April will be a big month for La Prensa’s paper and digital presence. Along with a complete redesign of the “stagnant” website and the launch of its new logo, the publication will also alter their distribution throughout the city, Nina said. San Antonians can currently find the paper in mom and pop shops around town, as well as bigger places like H-E-B, but the La Prensa team will be focusing on “getting a stronghold” on who their target audience is in the coming months. Analyzing the results will allow the publication to reach its fullest potential revenue-wise, something that’s been underwhelming in recent years.
“Believe it or not, to this day we make maybe $4,000 a year with (digital) advertising. That’s absolutely ridiculous seeing that we’re a digital media outlet,” she said. “So it’s necessary that we have this transformation because if not then we’re just going to continue to remain stagnant.”
After leaving her post as editor-in-chief and serving as publisher, Nina appointed La Prensa reporter Lucia Almanza to serve as interim editor-in-chief for the time being. For now, she said, she’s focusing on moving into the new shared office space with Heartfire Media and making sure the publication’s rebranding stays on track for its debut in mid-April.
Though Nina believes La Prensa has “lost its presence in San Antonio,” especially compared to what it once was in the ’90s, she’s optimistic about its revival. After all, its more than a business; it’s family.
“As a little girl I was always wanting one day to take over,” she said. “Now that it’s happened, while I’m terrified, it feels right, and it feels like I’m exactly where I’m supposed to be.”
CORRECTION: A previous version of this article did not contain the word “digital” in a quote referencing La Prensa’s annual advertising revenue. It also gave the incorrect suite number for the new La Prensa location as “260.”

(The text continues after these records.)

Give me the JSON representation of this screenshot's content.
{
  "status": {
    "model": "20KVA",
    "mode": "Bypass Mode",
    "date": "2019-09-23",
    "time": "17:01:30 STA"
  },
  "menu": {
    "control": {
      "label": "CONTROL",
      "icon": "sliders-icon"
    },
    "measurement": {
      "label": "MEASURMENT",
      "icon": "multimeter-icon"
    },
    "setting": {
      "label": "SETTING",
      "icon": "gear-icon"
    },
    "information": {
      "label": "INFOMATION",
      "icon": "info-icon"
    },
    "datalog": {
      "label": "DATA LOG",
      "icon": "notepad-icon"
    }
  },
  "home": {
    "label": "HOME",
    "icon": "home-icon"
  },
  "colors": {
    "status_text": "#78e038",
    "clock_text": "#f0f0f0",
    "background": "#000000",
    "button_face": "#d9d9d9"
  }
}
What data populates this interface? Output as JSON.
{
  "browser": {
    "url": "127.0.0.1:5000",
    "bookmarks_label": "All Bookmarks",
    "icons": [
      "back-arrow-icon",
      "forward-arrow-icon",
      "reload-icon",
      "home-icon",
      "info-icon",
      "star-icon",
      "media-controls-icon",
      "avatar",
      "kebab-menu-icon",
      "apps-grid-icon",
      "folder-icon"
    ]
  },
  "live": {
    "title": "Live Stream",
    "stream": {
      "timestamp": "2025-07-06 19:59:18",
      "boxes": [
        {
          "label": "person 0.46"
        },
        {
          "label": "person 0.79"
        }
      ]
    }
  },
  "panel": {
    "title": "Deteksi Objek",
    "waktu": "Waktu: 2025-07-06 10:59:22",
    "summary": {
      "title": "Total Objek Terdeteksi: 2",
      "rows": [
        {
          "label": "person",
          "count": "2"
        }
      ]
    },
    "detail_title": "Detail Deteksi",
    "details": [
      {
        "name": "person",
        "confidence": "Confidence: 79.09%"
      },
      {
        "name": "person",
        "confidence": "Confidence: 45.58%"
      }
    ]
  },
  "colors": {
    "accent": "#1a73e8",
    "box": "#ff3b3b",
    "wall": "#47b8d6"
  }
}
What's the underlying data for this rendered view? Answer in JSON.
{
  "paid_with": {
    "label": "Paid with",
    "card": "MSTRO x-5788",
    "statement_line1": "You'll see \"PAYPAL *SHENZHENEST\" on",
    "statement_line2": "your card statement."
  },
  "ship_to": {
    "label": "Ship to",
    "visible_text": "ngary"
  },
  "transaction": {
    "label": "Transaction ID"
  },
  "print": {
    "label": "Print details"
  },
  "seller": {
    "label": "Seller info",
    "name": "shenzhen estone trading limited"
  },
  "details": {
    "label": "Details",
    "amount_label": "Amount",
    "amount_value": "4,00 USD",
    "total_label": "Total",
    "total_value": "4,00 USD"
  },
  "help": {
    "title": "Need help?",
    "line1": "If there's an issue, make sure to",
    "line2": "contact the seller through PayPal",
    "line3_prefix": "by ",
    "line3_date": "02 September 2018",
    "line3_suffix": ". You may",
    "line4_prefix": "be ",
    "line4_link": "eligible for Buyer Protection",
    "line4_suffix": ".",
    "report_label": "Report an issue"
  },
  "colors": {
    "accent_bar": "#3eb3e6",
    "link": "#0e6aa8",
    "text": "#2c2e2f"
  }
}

*Top image: Founders and former publishers of La Prensa Tino Duran and his wife Amelia “Millie” Duran. Photo courtesy of La Prensa.